Determine how many lines in the listing that follows include "lemon". Answer only with that number.

▶ _Raw data_
::::

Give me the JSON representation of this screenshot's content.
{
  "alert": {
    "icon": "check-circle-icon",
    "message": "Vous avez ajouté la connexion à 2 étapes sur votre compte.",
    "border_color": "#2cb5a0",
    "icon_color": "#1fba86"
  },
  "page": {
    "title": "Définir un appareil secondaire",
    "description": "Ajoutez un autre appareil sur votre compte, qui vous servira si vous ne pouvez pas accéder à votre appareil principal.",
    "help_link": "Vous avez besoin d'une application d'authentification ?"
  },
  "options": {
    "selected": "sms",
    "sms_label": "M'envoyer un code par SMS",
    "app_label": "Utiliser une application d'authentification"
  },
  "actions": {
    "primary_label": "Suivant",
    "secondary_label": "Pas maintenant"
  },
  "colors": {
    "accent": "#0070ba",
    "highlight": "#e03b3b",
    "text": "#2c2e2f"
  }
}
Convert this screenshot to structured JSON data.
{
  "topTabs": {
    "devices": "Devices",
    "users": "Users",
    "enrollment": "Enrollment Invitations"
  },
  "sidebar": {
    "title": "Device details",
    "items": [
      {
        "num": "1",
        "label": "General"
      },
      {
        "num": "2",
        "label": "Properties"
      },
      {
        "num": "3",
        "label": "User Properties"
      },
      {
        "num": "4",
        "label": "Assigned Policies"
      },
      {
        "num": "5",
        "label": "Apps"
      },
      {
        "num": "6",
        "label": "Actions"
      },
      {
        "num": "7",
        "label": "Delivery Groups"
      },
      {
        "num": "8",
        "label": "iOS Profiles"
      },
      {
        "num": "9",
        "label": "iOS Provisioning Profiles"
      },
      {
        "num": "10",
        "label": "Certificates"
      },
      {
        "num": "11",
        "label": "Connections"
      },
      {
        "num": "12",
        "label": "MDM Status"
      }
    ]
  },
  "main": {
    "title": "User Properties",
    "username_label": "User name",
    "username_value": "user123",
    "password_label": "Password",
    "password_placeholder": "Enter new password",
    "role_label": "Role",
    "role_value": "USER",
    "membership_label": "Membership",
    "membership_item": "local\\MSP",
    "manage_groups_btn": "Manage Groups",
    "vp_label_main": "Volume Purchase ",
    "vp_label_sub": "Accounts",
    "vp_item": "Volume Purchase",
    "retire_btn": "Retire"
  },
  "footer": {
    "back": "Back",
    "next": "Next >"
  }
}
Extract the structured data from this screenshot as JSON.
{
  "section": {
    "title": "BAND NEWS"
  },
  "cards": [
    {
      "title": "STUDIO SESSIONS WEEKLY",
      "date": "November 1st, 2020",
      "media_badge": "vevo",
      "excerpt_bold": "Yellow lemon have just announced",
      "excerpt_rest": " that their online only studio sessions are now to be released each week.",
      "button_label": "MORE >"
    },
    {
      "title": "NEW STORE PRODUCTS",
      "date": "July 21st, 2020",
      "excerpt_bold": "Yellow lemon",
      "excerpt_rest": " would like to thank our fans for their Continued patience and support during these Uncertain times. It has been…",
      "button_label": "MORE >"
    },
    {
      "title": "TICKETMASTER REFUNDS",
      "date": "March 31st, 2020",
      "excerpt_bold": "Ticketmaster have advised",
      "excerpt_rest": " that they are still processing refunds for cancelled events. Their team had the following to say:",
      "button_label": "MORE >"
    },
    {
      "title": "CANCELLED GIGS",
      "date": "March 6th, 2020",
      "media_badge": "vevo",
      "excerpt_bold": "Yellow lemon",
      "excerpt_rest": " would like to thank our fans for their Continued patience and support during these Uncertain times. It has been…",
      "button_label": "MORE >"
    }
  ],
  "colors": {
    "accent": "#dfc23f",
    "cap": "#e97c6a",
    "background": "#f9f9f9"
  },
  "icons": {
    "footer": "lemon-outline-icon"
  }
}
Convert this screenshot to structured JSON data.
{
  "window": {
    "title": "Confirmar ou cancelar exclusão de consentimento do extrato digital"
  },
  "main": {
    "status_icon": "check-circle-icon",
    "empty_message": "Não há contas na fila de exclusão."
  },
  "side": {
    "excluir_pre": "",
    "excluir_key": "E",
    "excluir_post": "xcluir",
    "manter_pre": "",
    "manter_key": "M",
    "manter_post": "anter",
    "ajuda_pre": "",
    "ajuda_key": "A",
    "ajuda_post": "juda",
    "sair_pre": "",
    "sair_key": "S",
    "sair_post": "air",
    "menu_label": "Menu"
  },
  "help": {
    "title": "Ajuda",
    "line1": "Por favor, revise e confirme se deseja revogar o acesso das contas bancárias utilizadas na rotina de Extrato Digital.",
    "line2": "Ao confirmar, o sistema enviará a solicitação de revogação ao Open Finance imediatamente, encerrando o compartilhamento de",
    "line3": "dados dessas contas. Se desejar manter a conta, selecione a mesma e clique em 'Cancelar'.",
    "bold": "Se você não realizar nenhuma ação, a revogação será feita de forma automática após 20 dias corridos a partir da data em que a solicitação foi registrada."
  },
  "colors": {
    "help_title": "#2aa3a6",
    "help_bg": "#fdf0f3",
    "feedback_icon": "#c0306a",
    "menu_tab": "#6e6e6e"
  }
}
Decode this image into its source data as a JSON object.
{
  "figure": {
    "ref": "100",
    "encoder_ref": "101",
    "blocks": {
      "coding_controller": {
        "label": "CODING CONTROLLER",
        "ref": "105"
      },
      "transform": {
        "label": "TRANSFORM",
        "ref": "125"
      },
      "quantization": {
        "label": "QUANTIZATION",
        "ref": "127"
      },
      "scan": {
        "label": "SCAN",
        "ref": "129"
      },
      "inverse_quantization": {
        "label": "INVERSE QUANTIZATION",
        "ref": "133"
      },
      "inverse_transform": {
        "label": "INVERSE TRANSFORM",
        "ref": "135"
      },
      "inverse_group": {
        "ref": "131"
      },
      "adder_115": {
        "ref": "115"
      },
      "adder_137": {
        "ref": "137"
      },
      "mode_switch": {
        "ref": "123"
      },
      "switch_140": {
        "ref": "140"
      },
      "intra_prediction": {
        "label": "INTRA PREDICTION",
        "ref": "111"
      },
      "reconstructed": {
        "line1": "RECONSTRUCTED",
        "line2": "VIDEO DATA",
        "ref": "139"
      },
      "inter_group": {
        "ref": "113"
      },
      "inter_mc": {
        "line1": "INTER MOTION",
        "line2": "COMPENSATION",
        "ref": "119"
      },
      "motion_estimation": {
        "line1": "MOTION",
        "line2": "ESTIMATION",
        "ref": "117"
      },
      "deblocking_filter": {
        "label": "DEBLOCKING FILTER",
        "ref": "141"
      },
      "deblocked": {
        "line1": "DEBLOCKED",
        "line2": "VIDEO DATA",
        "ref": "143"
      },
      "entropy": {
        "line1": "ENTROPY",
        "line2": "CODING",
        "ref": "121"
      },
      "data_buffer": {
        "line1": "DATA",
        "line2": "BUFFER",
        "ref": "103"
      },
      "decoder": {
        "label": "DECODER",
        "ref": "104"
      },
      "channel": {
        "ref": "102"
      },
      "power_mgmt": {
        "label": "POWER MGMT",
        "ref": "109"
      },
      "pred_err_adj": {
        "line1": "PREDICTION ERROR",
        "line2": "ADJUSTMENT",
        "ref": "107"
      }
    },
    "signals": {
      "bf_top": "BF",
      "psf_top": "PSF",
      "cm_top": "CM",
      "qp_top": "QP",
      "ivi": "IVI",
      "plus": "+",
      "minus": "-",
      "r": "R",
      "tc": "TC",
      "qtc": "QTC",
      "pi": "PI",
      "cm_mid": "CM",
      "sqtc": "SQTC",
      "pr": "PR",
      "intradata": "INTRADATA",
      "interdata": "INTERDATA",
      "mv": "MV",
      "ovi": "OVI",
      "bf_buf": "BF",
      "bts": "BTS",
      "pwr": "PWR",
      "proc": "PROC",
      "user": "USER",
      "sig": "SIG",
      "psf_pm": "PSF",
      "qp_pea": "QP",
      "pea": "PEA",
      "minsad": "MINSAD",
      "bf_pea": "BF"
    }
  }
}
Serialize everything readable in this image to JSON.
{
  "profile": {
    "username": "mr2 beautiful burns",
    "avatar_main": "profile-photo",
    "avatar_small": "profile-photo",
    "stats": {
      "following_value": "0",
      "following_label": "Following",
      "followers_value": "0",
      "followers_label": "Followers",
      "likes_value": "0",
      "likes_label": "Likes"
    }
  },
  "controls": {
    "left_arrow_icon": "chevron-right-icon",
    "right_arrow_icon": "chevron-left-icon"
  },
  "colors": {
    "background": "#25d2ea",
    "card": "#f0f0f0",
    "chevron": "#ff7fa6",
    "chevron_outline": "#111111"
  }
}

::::

▶ _Exercise response_
4